▶ ABOUT THIS TASK
Pull every line containing "document" from the data.

▶ Recorded data

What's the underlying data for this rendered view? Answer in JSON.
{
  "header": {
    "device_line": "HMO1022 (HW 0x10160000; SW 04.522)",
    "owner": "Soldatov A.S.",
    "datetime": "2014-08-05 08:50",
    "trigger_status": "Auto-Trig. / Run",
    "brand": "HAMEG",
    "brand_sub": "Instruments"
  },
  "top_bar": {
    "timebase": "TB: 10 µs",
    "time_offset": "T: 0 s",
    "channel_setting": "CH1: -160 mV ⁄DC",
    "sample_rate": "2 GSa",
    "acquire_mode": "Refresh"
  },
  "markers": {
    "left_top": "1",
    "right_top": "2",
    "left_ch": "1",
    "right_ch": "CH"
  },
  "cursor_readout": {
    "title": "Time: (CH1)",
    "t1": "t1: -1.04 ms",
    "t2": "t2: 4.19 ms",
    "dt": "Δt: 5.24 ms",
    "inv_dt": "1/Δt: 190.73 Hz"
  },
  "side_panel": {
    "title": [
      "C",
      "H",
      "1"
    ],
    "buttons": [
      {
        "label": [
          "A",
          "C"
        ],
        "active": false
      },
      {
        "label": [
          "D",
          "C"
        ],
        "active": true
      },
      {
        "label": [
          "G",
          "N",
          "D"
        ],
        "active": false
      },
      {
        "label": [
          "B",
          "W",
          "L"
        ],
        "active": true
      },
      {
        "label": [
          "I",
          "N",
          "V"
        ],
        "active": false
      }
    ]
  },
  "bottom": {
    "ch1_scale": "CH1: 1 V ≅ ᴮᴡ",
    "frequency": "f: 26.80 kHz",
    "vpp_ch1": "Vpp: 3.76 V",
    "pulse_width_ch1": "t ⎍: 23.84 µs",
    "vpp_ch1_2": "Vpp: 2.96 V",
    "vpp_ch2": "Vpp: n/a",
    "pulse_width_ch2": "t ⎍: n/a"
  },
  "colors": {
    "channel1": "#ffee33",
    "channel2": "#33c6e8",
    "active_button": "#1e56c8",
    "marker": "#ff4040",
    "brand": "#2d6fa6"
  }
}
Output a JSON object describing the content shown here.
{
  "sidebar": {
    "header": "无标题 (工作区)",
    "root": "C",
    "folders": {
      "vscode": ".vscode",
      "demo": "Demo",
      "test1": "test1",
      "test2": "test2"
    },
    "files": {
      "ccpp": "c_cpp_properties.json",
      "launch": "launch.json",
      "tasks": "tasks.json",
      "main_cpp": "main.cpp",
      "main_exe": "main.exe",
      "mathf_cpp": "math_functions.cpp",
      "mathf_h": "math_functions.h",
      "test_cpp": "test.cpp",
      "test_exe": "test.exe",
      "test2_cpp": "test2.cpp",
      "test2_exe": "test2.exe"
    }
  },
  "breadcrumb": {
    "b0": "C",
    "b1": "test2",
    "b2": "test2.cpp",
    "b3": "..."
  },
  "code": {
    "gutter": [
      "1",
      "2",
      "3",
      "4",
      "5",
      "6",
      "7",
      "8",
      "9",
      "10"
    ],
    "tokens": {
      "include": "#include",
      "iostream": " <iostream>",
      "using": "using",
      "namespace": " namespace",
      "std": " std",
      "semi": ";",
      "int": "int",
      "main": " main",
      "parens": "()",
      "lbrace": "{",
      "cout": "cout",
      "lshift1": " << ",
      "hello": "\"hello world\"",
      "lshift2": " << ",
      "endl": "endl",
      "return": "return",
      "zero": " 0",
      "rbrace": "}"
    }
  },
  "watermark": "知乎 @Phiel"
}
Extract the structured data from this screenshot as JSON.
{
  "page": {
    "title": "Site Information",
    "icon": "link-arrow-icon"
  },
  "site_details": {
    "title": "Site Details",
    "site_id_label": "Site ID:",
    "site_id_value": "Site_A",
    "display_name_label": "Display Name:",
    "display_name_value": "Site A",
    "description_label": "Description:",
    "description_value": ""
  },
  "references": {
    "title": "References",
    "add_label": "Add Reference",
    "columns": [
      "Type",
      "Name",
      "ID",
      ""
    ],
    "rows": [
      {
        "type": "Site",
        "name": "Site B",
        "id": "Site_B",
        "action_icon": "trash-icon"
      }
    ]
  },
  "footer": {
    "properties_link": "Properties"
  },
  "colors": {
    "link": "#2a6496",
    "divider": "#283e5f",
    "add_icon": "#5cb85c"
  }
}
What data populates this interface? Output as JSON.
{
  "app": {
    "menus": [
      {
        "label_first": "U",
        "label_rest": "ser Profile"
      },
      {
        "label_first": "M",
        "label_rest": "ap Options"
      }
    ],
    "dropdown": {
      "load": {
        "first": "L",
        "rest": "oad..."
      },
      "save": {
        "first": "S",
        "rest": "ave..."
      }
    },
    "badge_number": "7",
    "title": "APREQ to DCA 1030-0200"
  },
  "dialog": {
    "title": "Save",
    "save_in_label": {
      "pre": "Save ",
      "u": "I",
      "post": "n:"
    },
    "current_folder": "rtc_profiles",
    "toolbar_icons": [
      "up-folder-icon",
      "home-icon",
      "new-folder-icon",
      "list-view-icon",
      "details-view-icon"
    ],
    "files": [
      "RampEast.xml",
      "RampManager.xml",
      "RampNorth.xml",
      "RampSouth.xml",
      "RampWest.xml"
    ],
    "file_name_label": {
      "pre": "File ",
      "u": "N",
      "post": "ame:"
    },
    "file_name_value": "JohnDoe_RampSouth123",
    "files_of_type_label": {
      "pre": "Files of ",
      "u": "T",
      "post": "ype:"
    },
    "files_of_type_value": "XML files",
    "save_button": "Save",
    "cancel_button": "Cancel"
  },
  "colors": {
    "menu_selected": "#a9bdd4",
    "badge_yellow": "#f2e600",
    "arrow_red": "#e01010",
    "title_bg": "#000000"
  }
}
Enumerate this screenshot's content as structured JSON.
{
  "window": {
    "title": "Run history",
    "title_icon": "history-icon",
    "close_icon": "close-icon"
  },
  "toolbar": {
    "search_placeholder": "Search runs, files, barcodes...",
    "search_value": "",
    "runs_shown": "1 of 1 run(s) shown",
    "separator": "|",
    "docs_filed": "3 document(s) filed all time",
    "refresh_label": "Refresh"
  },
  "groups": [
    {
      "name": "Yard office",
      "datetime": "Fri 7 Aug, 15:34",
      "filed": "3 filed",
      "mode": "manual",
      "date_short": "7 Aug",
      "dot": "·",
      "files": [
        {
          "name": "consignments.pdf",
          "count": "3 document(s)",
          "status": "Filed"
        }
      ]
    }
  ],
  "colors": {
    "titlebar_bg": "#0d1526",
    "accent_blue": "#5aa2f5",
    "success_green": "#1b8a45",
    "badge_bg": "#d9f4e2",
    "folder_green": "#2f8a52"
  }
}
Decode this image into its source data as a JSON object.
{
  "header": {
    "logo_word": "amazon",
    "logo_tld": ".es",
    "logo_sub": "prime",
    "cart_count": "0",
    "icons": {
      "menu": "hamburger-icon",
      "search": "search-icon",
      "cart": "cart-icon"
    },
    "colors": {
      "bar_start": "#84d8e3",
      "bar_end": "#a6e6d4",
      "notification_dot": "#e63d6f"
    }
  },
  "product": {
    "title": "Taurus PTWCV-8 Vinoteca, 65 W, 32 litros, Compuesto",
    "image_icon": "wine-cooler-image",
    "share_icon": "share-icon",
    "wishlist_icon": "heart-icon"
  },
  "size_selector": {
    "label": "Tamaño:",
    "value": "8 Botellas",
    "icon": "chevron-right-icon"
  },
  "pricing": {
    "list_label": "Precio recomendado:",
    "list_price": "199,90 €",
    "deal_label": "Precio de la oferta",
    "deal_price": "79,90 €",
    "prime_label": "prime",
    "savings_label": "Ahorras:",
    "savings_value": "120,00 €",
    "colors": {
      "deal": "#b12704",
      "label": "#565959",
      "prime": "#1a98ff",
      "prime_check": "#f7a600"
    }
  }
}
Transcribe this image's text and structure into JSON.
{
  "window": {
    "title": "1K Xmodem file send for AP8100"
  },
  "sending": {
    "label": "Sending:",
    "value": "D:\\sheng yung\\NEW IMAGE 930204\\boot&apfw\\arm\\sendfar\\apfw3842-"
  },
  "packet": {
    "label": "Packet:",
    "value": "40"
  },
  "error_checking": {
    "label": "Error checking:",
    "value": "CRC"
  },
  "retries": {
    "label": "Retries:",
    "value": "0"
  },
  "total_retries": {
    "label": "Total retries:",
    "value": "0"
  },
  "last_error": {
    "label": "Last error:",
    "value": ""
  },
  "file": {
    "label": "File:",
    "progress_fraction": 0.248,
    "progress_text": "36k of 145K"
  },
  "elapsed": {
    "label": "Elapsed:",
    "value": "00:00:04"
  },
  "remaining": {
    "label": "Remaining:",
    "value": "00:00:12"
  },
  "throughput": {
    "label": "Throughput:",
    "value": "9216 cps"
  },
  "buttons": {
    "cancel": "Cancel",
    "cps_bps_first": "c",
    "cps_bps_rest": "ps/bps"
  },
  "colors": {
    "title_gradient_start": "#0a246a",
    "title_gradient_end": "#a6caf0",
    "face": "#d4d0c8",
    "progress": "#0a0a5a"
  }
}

▶ ANSWER FOR THE TASK
    "docs_filed": "3 document(s) filed all time",
          "count": "3 document(s)",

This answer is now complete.